It is quite clear from the above that the Gi empire, az built by Samudragupta, consisted ‘central’ or ‘core’ zone in North India under) direct rule of the emperor, and a number of trib states, both monarchical and non-monarchical.
Gupta emperor had, under his direct control, extensive area which reached the boundaries of Bengal and Assam in the east and the foothill the Himalayas in the north. In the west it exten; upto Punjab and, in the south, an inscription at Eran proves that the Sagar district in MP included in Samudragupta’s dominions. Thus was able to build an extensive empire.
This, however, does not show that apart from being a military genius, a consummate general a far-sighted statesman he had, in additi remarkable qualities of head and heart to with the poet has made copious references. We are told that the great emperor was endowed with poetic skills and musical accomplishments of a high order.
Although no poetical work has survived the king, on one type of gold coins, has been represented as seated on a high-backed couch playing on a vina (lyre or lute) which lies on his knees. On account of these he is also known as Kaviraja. A poetical work called the Krishna Charitam is attributed to Samudragupta.
Undue stress need not be laid on the general virtues and accomplishments of the emperor mentioned by the poet such as wisdom and high intellect, knowledge of scriptures, kindness, especially to the poor and the helpless, and tenderness of heart. He is said to be a shining example of philanthropy. He is said to have given many hundreds of thousands of cows, evidently as gifts to brahmanas, on the occasions of religious observances.
Apart from Harishena we have only one very doubtful instance of Samudragupta’s patronage of literary men. According to the great rhetorician Vamana, Chandraprakasha, son of Chandragupta, was a great patron of letters and appointed the famous Buddhist scholar Vasubandhu as his minister.
Samudragupta is also said to have performed the ashvamedha sacrifice as a symbol of his imperial power as also of the dominant position regained by Brahmanical religion. It is also believed that the decline of Buddhism and Jainism was heralded by the ashvamedha sacrifice performed by Samudragupta.

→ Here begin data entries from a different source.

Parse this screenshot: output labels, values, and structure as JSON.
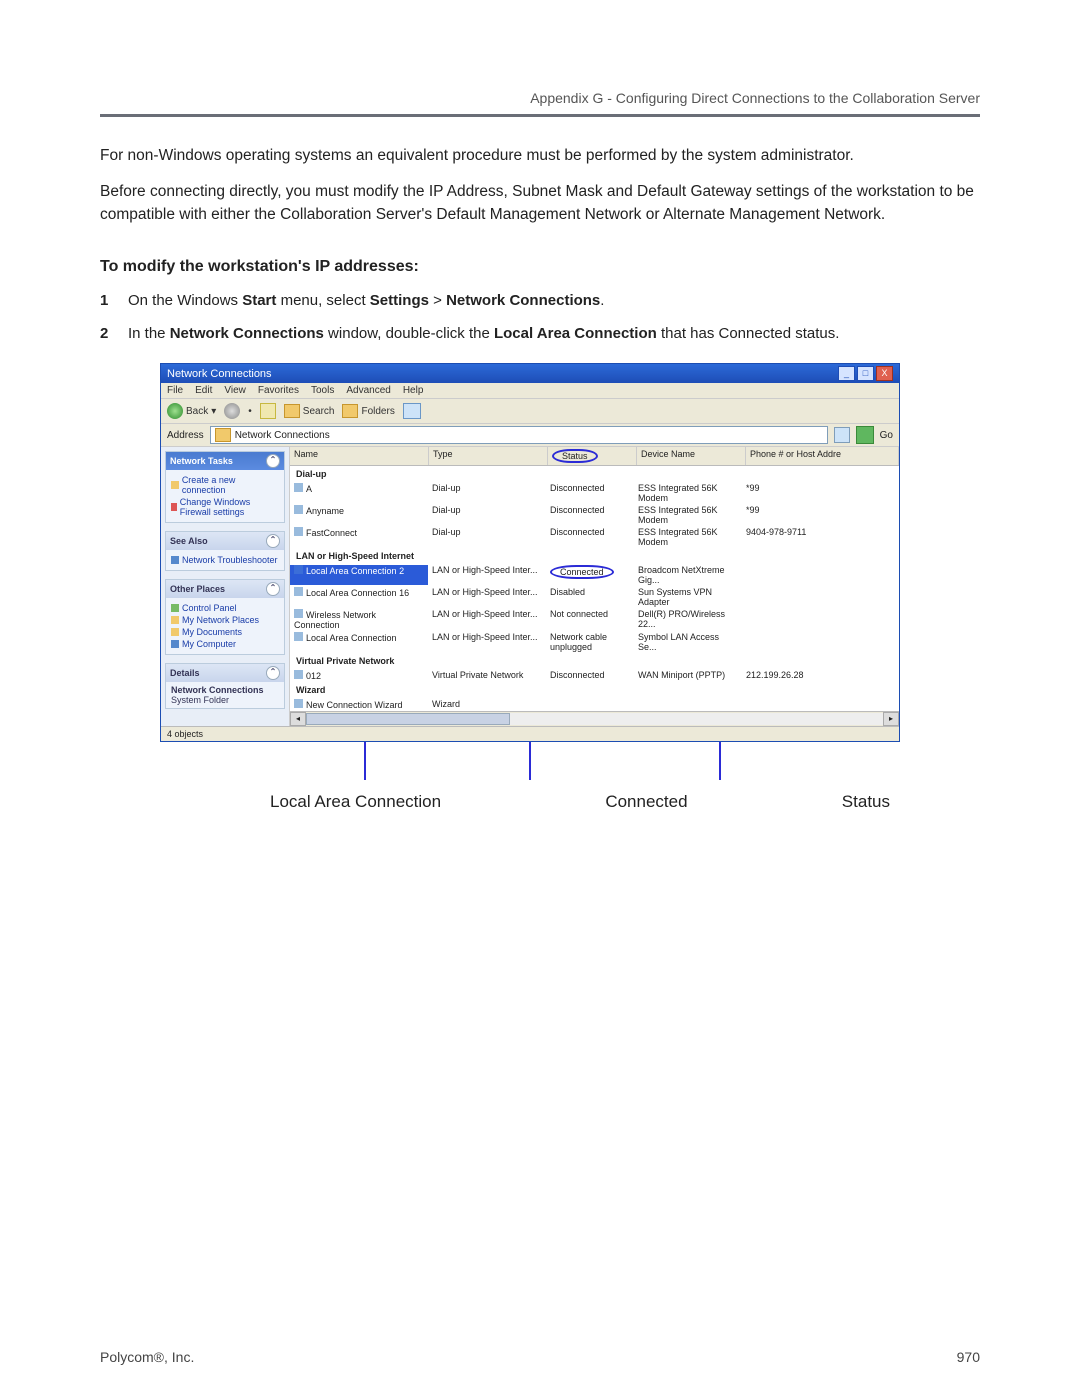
{
  "header": {
    "right": "Appendix G - Configuring Direct Connections to the Collaboration Server"
  },
  "paragraphs": {
    "p1": "For non-Windows operating systems an equivalent procedure must be performed by the system administrator.",
    "p2_pre": "Before connecting directly, you must modify the IP Address, Subnet Mask and Default Gateway settings of the workstation to be compatible with either the Collaboration Server's Default Management Network or Alternate Management Network."
  },
  "section_heading": "To modify the workstation's IP addresses:",
  "steps": {
    "s1": {
      "num": "1",
      "pre": "On the Windows ",
      "b1": "Start",
      "mid1": " menu, select ",
      "b2": "Settings",
      "mid2": " > ",
      "b3": "Network Connections",
      "post": "."
    },
    "s2": {
      "num": "2",
      "pre": "In the ",
      "b1": "Network Connections",
      "mid1": " window, double-click the ",
      "b2": "Local Area Connection",
      "post": " that has Connected status."
    }
  },
  "win": {
    "title": "Network Connections",
    "titlebar_min": "_",
    "titlebar_max": "□",
    "titlebar_close": "X",
    "menu": {
      "file": "File",
      "edit": "Edit",
      "view": "View",
      "fav": "Favorites",
      "tools": "Tools",
      "adv": "Advanced",
      "help": "Help"
    },
    "toolbar": {
      "back": "Back",
      "sep": "•",
      "search": "Search",
      "folders": "Folders"
    },
    "address": {
      "label": "Address",
      "value": "Network Connections",
      "go": "Go"
    },
    "sidebar": {
      "network_tasks": {
        "head": "Network Tasks",
        "i1": "Create a new connection",
        "i2": "Change Windows Firewall settings"
      },
      "see_also": {
        "head": "See Also",
        "i1": "Network Troubleshooter"
      },
      "other_places": {
        "head": "Other Places",
        "i1": "Control Panel",
        "i2": "My Network Places",
        "i3": "My Documents",
        "i4": "My Computer"
      },
      "details": {
        "head": "Details",
        "l1": "Network Connections",
        "l2": "System Folder"
      }
    },
    "columns": {
      "name": "Name",
      "type": "Type",
      "status": "Status",
      "device": "Device Name",
      "phone": "Phone # or Host Addre"
    },
    "groups": {
      "dialup": {
        "label": "Dial-up",
        "rows": [
          {
            "name": "A",
            "type": "Dial-up",
            "status": "Disconnected",
            "device": "ESS Integrated 56K Modem",
            "phone": "*99"
          },
          {
            "name": "Anyname",
            "type": "Dial-up",
            "status": "Disconnected",
            "device": "ESS Integrated 56K Modem",
            "phone": "*99"
          },
          {
            "name": "FastConnect",
            "type": "Dial-up",
            "status": "Disconnected",
            "device": "ESS Integrated 56K Modem",
            "phone": "9404-978-9711"
          }
        ]
      },
      "lan": {
        "label": "LAN or High-Speed Internet",
        "rows": [
          {
            "name": "Local Area Connection 2",
            "type": "LAN or High-Speed Inter...",
            "status": "Connected",
            "device": "Broadcom NetXtreme Gig...",
            "phone": "",
            "selected": true,
            "status_circled": true
          },
          {
            "name": "Local Area Connection 16",
            "type": "LAN or High-Speed Inter...",
            "status": "Disabled",
            "device": "Sun Systems VPN Adapter",
            "phone": ""
          },
          {
            "name": "Wireless Network Connection",
            "type": "LAN or High-Speed Inter...",
            "status": "Not connected",
            "device": "Dell(R) PRO/Wireless 22...",
            "phone": ""
          },
          {
            "name": "Local Area Connection",
            "type": "LAN or High-Speed Inter...",
            "status": "Network cable unplugged",
            "device": "Symbol LAN Access Se...",
            "phone": ""
          }
        ]
      },
      "vpn": {
        "label": "Virtual Private Network",
        "rows": [
          {
            "name": "012",
            "type": "Virtual Private Network",
            "status": "Disconnected",
            "device": "WAN Miniport (PPTP)",
            "phone": "212.199.26.28"
          }
        ]
      },
      "wizard": {
        "label": "Wizard",
        "rows": [
          {
            "name": "New Connection Wizard",
            "type": "Wizard",
            "status": "",
            "device": "",
            "phone": ""
          }
        ]
      }
    },
    "statusbar": "4 objects",
    "scroll_left": "◂",
    "scroll_right": "▸"
  },
  "captions": {
    "c1": "Local Area Connection",
    "c2": "Connected",
    "c3": "Status"
  },
  "footer": {
    "left": "Polycom®, Inc.",
    "right": "970"
  }
}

The gold coins issued by Samudragupta are of a large variety. On some types of coins Samudragupta is represented as holding a bow and arrow, sometimes shooting at a tiger, or armed with an axe and a sword. On others we find him sprinkling incense on an alter or playing on a lyre or Veena. The coins bear appropriate legends. The king is also exhibited in a variety of dresses suitable to the occasions. Usually, he wears a close-fitting cap, coat and trousers, earrings, necklace, bracelets and armlets. But when playing on a lyre he wears only a piece of waistcloth.
It was perhaps the brilliance of the reign of Samudragupta that earned for him the title Vikramaditya which was later assumed by several of his successors. This may reasonably be inferred from shrivikramah found on a coin of Samudragupta. But many scholars do not accept this view and say that it was Chandragupta II who assumed this title.
Samudragupta was regarded as equal to the gods Kubera, Varuna, Indra and Yama. It has been suggested, however, that as the four gods were guardians of the four directions, the comparison of Samudragupta with them possibly refers not only to his conquests in all directions, but to his possession of immense wealth (like Kubera), suzerainty over the seas (like Varuna), the spread of the fame to celestial regions (like Indra) and his extirpation of enemies (like Yama the god of death).
According to Goyal ‘he proved to be the real founder of the second great empire of the country and evolved a system which produced a galaxy of emperors, not much less brilliant than him.’ His usual title was Parakrama which towards the close of his reign was changed into Vikrama. Later, the title Vikrama or Vikramaditya was adopted by a number of Gupta kings including Chandragupta II and Skandagupta, so that the age of the Guptas is usually called the Age of the Vikramadityas.